TASS athletes celebrate success at Gold Coast Games

Gold medallist James Wilby (Credit: Reuters/David Gray)

TASS athletes are triumphant as they return from the 2018 Gold Coast Commonwealth Games with a total of 48 medals, won by 101 athletes who have been supported by the scheme during their sporting careers.

Undoubtedly one of Team England’s the finest moments of the Games, the nation’s netball team made history by winning the first-ever Commonwealth gold in the sport in a nail biting final on Sunday.

Five former TASS athletes featured in the squad – Eboni Beckford-Chambers, Kadeen Corbin, Serena Guthrie, Jo Harten and Helen Housby – that took the title with a 52-51 victory over hosts and world champions, Australia.

Other gold medal winning alumni included breaststroke swimmer James Wilby, weightlifter Emily Godley and para-cycling pilot Helen Scott who all put in outstanding performances to add at least one medal each to the haul.

Meanwhile, Maria Tsaptsinos (table tennis), Denise Payet (table tennis), Sam Gowin (shooting) and Zoe Smith (weightlifting) all won a place on the podium in their respective sports and are part of the contingent of 400 talented athletes who are receiving help from the scheme this year.

Following Team England’s triumph in the women’s table tennis team event to claim bronze, Maria Tsaptsinos said: “Words can’t describe how happy I am right now, first Commonwealth Games, first medal, I’m just so happy for all the girls.”

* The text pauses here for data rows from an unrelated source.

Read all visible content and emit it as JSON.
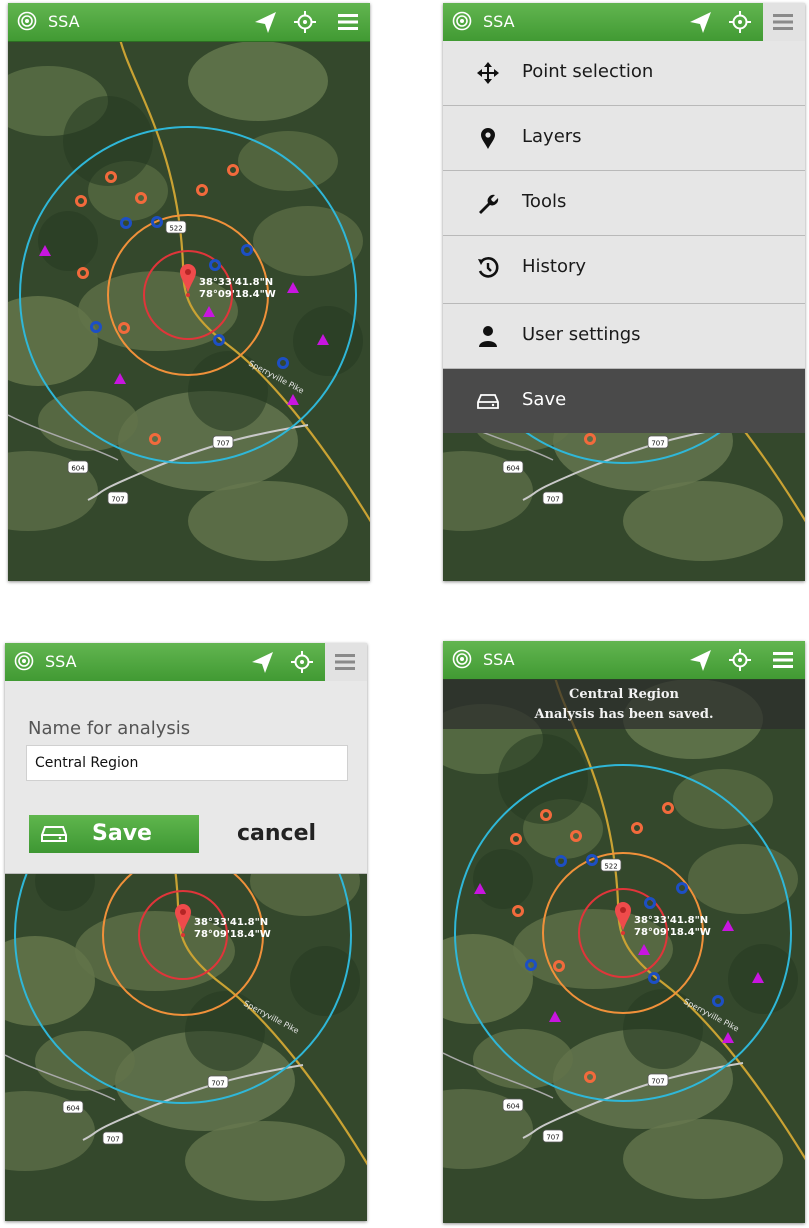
{
  "app": {
    "title": "SSA"
  },
  "marker": {
    "lat": "38°33'41.8\"N",
    "lon": "78°09'18.4\"W"
  },
  "road_labels": {
    "route_522": "522",
    "route_707": "707",
    "route_604": "604",
    "pike": "Sperryville Pike"
  },
  "menu": {
    "items": [
      {
        "label": "Point selection",
        "icon": "move-arrows-icon"
      },
      {
        "label": "Layers",
        "icon": "map-pin-icon"
      },
      {
        "label": "Tools",
        "icon": "wrench-icon"
      },
      {
        "label": "History",
        "icon": "history-icon"
      },
      {
        "label": "User settings",
        "icon": "user-icon"
      },
      {
        "label": "Save",
        "icon": "drive-icon",
        "active": true
      }
    ]
  },
  "save_dialog": {
    "label": "Name for analysis",
    "value": "Central Region",
    "save_label": "Save",
    "cancel_label": "cancel"
  },
  "toast": {
    "line1": "Central Region",
    "line2": "Analysis has been saved."
  },
  "colors": {
    "appbar": "#4aa63b",
    "ring_inner": "#e0353a",
    "ring_mid": "#f0913a",
    "ring_outer": "#2fb7d8",
    "point_orange": "#f26a3c",
    "point_blue": "#1d4fc4",
    "point_magenta": "#c815e0"
  }
}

British Army athlete Sam Gowin won bronze in the rapid-fire pistol and was delighted with his medal. “I’m speechless to be honest. I guess it’s training smart and these are the results,” he said.

“I was anxious but calm but I was sort of expecting the other guys to kick me out there so this is a complete surprise and I think that’s the people want to see when an underdog wins so it’s great!”

Helen Scott celebrates with Sophie Thornhill (Credit: Reuters/Paul Childs)

For Glasgow 2014 gold medallist Zoe Smith, taking silver at the Gold Coast came as a welcome surprise after missing out on the 2016 Olympic Games due to injury.

“That is one of the toughest competitions I’ve ever done so this has got to be one of my proudest moments, it’s up there,” she admitted. “When I’m on form, I’m good, I can be hitting those big weights, I can hang with the best and stay in contention for medals.

“I’m not old, I turn 24 next month but it’s a lot different from being 16 when you’re basically just made of rubber and magic and can just bounce back from anything. I really need to focus on taking care of my body, just to make sure I’m on form to lift those big weights.”

Other highlights from the Games included TASS alumna and History graduate, Dina Asher-Smith’s bronze medal in the women’s 200m against a truly world-class field, followed by her upgrade to gold as a part of the 4 x 100m relay team.

Speaking after the women’s 200m final she said: “Obviously I came with the aim to get myself on the podium, that’s been the whole impetus in training since London last year.

“I just wanted to get myself out of the fourths, out of the fifths and make it, so this is a great step in the right direction. I’m really happy to run a 22.2 in April, that’s insane for me. Usually I’m still jogging around in trainers at this point.”

In total, more than 130 athletes who represented the home nations at the Gold Coast are alumni of the programme, having benefited from access to a support package made up of specialist services like strength and conditioning, psychology and lifestyle guidance whilst in education.

Kelly Sibley and Maria Tsaptsinos after winning a double match. (Credit: Reuters/Jeremy Lee)